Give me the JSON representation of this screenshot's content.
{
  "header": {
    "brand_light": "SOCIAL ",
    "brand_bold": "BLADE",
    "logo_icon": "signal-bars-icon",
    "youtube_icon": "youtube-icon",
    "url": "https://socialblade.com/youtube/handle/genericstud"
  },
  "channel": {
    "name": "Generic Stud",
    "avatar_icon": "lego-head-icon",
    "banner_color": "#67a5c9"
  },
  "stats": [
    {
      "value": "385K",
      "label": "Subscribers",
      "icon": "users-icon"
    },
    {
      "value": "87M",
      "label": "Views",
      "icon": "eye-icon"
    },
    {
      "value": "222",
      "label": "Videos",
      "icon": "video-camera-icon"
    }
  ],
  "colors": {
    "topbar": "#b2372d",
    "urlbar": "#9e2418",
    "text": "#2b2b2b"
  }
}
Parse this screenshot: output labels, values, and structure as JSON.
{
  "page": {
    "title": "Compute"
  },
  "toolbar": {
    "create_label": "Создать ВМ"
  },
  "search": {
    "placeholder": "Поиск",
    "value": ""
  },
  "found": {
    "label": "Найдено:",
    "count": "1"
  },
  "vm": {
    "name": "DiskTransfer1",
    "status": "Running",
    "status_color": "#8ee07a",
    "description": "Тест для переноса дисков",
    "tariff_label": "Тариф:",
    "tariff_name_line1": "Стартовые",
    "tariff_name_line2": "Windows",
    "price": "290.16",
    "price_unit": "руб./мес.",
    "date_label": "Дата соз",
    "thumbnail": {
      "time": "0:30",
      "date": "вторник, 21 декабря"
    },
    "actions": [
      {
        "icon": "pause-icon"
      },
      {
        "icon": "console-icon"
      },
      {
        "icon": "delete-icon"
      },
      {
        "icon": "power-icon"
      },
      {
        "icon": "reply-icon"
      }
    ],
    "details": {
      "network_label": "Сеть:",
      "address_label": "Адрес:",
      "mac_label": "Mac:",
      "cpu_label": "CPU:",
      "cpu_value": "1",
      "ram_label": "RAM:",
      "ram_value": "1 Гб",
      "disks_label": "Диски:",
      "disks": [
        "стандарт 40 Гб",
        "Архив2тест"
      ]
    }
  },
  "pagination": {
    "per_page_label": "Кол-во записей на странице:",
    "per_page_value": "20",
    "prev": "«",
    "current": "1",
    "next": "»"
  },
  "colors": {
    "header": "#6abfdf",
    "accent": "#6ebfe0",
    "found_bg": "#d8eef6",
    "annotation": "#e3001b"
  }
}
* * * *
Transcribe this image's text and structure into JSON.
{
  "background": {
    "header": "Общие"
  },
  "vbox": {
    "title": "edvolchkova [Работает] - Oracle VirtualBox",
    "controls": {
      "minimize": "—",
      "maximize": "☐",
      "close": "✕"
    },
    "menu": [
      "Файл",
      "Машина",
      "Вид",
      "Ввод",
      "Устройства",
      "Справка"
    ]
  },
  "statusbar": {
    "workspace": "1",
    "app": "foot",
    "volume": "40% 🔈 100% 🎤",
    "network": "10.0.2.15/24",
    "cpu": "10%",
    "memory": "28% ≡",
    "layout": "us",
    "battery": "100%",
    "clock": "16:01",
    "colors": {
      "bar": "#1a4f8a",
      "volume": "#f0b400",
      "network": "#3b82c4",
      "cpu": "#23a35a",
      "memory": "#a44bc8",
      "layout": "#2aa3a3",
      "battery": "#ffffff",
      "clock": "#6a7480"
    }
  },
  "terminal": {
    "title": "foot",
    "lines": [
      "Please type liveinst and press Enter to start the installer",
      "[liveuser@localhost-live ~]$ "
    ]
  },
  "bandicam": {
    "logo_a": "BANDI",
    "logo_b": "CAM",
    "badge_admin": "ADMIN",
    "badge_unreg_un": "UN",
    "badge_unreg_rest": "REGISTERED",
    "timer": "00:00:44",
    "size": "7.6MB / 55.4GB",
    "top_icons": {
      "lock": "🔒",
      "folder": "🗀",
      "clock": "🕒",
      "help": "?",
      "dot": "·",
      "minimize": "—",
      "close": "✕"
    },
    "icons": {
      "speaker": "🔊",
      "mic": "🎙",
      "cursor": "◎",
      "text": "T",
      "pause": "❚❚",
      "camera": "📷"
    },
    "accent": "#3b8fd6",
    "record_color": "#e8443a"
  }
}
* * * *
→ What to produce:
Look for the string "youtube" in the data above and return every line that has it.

→ Result of the exercise:
    "youtube_icon": "youtube-icon",
    "url": "https://socialblade.com/youtube/handle/genericstud"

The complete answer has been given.